In other words, these schools are still among our state’s lowest-performing schools after eight years of intensive assistance. Should we continue to tell parents to wait for another program? If your children or grandchildren were zoned for these schools, would you tell them to wait?

For several legislators, including 16 Republican Representatives, the answer has been “yes.”

Of the 16 Republican legislators who voted against SB 233 2023, 13 have schools in the bottom 25%. Yet all 16 of these districts have private schools ready to accept more students. In addition, Georgia has a robust homeschooling community in all corners of the state, as well as a burgeoning microschool movement. Promise Scholarship recipients can access these options no matter where they live.

Get the answers to common questions about the new Georgia Promise Scholarship program.

Georgia’s Promise Scholarship Explained
Find out what the program is, how it works, and which students will be eligible. 

To meet Georgia’s diverse student needs, the answer is to expand parental options.

If we truly want Governor Kemp’s Georgia Match program to succeed, parents need more options. If we truly want all of Georgia’s students to obtain a quality education and pursue post-secondary education that prepares them for a meaningful career and a stable life, parents need more options. If we want Georgia’s economy to continue to thrive and attract new industries to our state, parents need more options.

Expanding parental options will lift our entire educational system. To see this in action, all we need to do is look south. A November 2023 study of Florida’s educational landscape found that as school choice programs matured, the positive effects were felt across the board, including within the public schools:

“We find that as public schools are more exposed to private school choice, their students experience increasing benefits as the program matures.
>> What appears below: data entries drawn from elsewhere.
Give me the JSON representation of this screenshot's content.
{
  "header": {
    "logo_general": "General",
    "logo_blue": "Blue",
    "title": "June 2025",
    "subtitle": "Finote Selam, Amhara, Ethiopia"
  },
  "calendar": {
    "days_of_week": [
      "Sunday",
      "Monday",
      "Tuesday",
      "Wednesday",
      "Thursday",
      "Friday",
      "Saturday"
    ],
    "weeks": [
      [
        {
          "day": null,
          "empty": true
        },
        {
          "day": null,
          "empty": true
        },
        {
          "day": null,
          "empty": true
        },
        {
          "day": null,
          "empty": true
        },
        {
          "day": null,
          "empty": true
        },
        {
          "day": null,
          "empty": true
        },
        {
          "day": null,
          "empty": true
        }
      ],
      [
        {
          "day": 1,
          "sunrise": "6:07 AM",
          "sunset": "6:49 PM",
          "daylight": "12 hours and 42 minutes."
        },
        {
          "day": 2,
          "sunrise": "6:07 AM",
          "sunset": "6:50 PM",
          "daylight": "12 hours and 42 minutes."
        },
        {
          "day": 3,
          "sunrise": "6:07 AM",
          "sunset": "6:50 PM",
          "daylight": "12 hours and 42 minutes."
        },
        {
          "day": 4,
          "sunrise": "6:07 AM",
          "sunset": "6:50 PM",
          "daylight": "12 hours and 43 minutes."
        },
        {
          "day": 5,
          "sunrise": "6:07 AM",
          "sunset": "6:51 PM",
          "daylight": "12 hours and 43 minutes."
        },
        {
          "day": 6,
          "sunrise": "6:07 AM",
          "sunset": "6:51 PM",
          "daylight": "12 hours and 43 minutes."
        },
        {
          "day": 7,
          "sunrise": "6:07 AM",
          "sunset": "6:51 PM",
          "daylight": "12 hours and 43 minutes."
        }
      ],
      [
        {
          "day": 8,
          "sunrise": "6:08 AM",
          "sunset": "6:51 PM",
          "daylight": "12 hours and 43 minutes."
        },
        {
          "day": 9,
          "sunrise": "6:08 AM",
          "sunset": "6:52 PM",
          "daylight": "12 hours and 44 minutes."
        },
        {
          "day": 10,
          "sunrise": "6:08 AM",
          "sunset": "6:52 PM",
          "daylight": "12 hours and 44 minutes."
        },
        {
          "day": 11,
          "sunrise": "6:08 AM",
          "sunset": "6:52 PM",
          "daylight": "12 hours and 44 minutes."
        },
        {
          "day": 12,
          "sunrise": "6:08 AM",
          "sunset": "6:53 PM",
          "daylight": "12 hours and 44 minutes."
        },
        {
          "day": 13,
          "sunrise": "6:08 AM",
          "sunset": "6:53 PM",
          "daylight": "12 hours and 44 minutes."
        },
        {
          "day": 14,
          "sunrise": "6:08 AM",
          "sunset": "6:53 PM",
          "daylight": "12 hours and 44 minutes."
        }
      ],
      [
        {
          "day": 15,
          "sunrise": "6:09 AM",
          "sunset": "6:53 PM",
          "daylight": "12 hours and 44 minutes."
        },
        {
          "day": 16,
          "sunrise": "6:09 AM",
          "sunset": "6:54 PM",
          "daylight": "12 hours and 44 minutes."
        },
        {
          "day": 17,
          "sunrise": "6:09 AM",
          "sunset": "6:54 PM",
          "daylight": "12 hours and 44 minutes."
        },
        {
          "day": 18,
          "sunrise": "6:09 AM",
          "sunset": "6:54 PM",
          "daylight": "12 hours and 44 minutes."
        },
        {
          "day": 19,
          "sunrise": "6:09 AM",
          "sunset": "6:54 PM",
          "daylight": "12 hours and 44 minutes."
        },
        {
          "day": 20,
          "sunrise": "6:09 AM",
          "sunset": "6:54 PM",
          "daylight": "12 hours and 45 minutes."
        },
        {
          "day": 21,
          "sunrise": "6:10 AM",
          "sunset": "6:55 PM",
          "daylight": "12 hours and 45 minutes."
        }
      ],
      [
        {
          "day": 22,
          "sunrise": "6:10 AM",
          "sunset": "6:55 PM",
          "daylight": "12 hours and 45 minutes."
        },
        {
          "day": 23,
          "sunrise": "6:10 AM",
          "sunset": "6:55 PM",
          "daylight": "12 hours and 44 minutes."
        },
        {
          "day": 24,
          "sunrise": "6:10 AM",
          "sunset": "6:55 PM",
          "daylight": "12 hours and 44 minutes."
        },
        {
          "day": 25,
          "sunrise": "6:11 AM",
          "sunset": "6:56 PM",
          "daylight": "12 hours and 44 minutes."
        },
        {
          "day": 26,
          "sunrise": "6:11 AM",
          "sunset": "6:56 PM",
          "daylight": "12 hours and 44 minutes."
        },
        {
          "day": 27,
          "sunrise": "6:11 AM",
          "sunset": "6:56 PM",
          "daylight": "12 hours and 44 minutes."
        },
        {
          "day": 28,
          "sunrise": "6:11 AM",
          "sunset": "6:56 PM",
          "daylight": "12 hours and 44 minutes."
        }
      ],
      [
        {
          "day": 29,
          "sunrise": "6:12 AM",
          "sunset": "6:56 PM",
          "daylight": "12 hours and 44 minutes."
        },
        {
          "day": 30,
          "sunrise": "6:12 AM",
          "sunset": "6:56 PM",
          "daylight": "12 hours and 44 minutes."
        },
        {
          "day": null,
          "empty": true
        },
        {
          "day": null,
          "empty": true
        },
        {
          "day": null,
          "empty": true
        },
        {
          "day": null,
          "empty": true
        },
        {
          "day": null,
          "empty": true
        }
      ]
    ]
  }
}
In particular, higher levels of private school choice exposure are associated with lower rates of suspensions and absences, and with higher standardized test scores in reading and math.”

The students showing the most gains? Students with low–socioeconomic status (SES). 

Far from harming public schools, school choice actually improves public schools. Georgia’s students deserve to have this opportunity as well.

With SB 233, Georgia legislators had an incredible chance to set Georgia students on a path toward academic success and a bright future. Thankfully, SB 233 and Georgia’s kids received the support needed from lawmakers, and the Georgia Promise Scholarship passed in April 2024. The progam will become available for Georgia parents and students in Fall 2025.